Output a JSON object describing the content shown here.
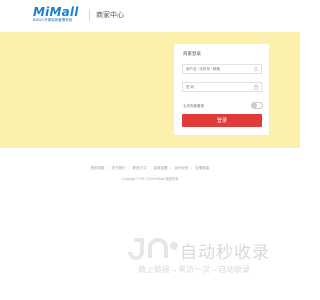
{
  "header": {
    "logo_main": "MiMall",
    "logo_sub": "B2B2C开源电商管理系统",
    "page_title": "商家中心"
  },
  "login": {
    "title": "商家登录",
    "username_placeholder": "用户名 / 手机号 / 邮箱",
    "password_placeholder": "密 码",
    "remember_label": "七天内免登录",
    "remember_on": false,
    "submit_label": "登录",
    "accent_color": "#e03a3a"
  },
  "banner": {
    "background": "#fcf0ad"
  },
  "footer": {
    "links": [
      "首页导航",
      "关于我们",
      "联系方式",
      "招商加盟",
      "合作伙伴",
      "友情链接"
    ],
    "copyright": "Copyright © 2017-2018  MiMall 版权所有"
  },
  "watermark": {
    "title": "自动秒收录",
    "subtitle": "做上链接→来访一次→自动收录"
  }
}
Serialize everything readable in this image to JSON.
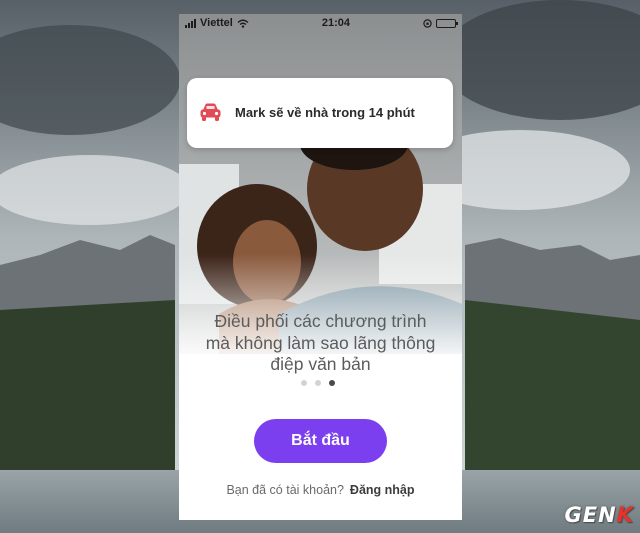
{
  "status_bar": {
    "carrier": "Viettel",
    "time": "21:04"
  },
  "notification": {
    "icon": "car-icon",
    "message": "Mark sẽ về nhà trong 14 phút"
  },
  "onboarding": {
    "headline": "Điều phối các chương trình\nmà không làm sao lãng thông\nđiệp văn bản",
    "page_indicator": {
      "total": 3,
      "active": 3
    },
    "start_button": "Bắt đầu",
    "account_prompt": "Bạn đã có tài khoản?",
    "login_link": "Đăng nhập"
  },
  "watermark": {
    "left": "GEN",
    "right": "K"
  },
  "colors": {
    "accent": "#7b3ff0",
    "car_icon": "#e24a55",
    "watermark_accent": "#e5322d"
  }
}
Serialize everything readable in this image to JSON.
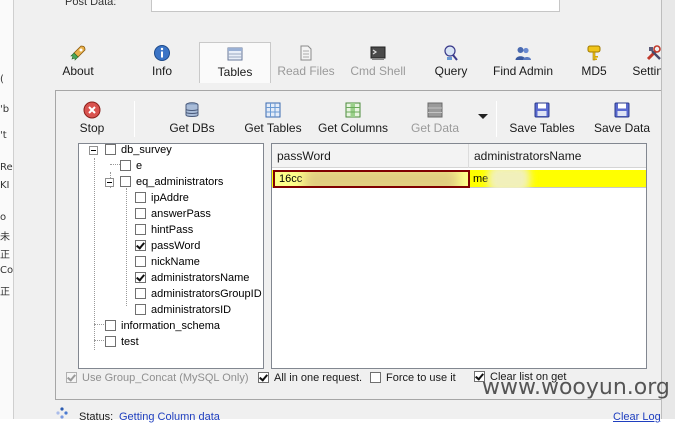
{
  "background": {
    "left_strip_chars": [
      "(",
      "'b",
      "'t",
      "Re",
      "KI",
      "o",
      "未",
      "正",
      "Co",
      "正"
    ]
  },
  "post_data": {
    "label": "Post Data:",
    "value": ""
  },
  "tabs": [
    {
      "label": "About",
      "icon": "rocket-icon",
      "state": "normal"
    },
    {
      "label": "Info",
      "icon": "info-icon",
      "state": "normal"
    },
    {
      "label": "Tables",
      "icon": "tables-icon",
      "state": "active"
    },
    {
      "label": "Read Files",
      "icon": "document-icon",
      "state": "disabled"
    },
    {
      "label": "Cmd Shell",
      "icon": "terminal-icon",
      "state": "disabled"
    },
    {
      "label": "Query",
      "icon": "query-icon",
      "state": "normal"
    },
    {
      "label": "Find Admin",
      "icon": "users-icon",
      "state": "normal"
    },
    {
      "label": "MD5",
      "icon": "key-icon",
      "state": "normal"
    },
    {
      "label": "Settings",
      "icon": "tools-icon",
      "state": "normal"
    }
  ],
  "toolbar": {
    "stop": "Stop",
    "get_dbs": "Get DBs",
    "get_tables": "Get Tables",
    "get_columns": "Get Columns",
    "get_data": "Get Data",
    "save_tables": "Save Tables",
    "save_data": "Save Data"
  },
  "tree": {
    "nodes": [
      {
        "label": "db_survey",
        "level": 0,
        "expanded": true,
        "checked": false
      },
      {
        "label": "e",
        "level": 1,
        "checked": false
      },
      {
        "label": "eq_administrators",
        "level": 1,
        "expanded": true,
        "checked": false
      },
      {
        "label": "ipAddre",
        "level": 2,
        "checked": false
      },
      {
        "label": "answerPass",
        "level": 2,
        "checked": false
      },
      {
        "label": "hintPass",
        "level": 2,
        "checked": false
      },
      {
        "label": "passWord",
        "level": 2,
        "checked": true
      },
      {
        "label": "nickName",
        "level": 2,
        "checked": false
      },
      {
        "label": "administratorsName",
        "level": 2,
        "checked": true
      },
      {
        "label": "administratorsGroupID",
        "level": 2,
        "checked": false
      },
      {
        "label": "administratorsID",
        "level": 2,
        "checked": false
      },
      {
        "label": "information_schema",
        "level": 0,
        "checked": false
      },
      {
        "label": "test",
        "level": 0,
        "checked": false
      }
    ]
  },
  "grid": {
    "columns": [
      "passWord",
      "administratorsName"
    ],
    "rows": [
      [
        "16cc",
        "me"
      ]
    ],
    "highlight_color": "#ffff00"
  },
  "options": {
    "use_group_concat": {
      "label": "Use Group_Concat (MySQL Only)",
      "checked": true,
      "enabled": false
    },
    "all_in_one": {
      "label": "All in one request.",
      "checked": true
    },
    "force_use": {
      "label": "Force to use it",
      "checked": false
    },
    "clear_list": {
      "label": "Clear list on get",
      "checked": true
    }
  },
  "status": {
    "label": "Status:",
    "value": "Getting Column data",
    "clear_log": "Clear Log"
  },
  "watermark": "www.wooyun.org"
}
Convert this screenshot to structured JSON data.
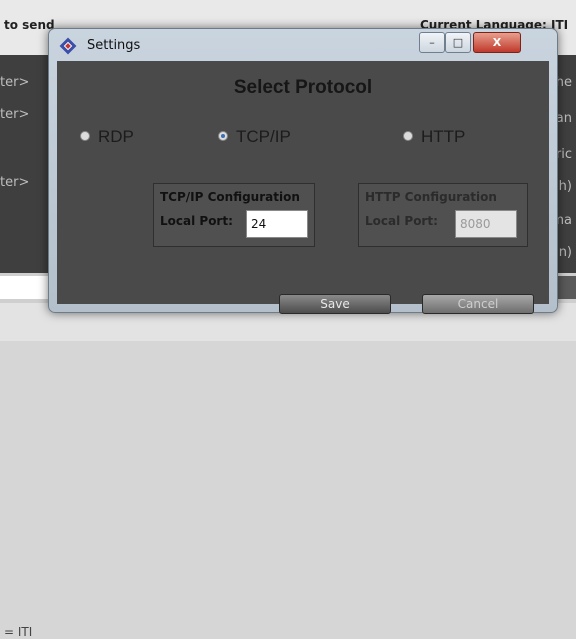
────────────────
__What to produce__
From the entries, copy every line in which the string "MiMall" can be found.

__Response for this exercise__
    "logo_main": "MiMall",
    "copyright": "Copyright © 2017-2018  MiMall 版权所有"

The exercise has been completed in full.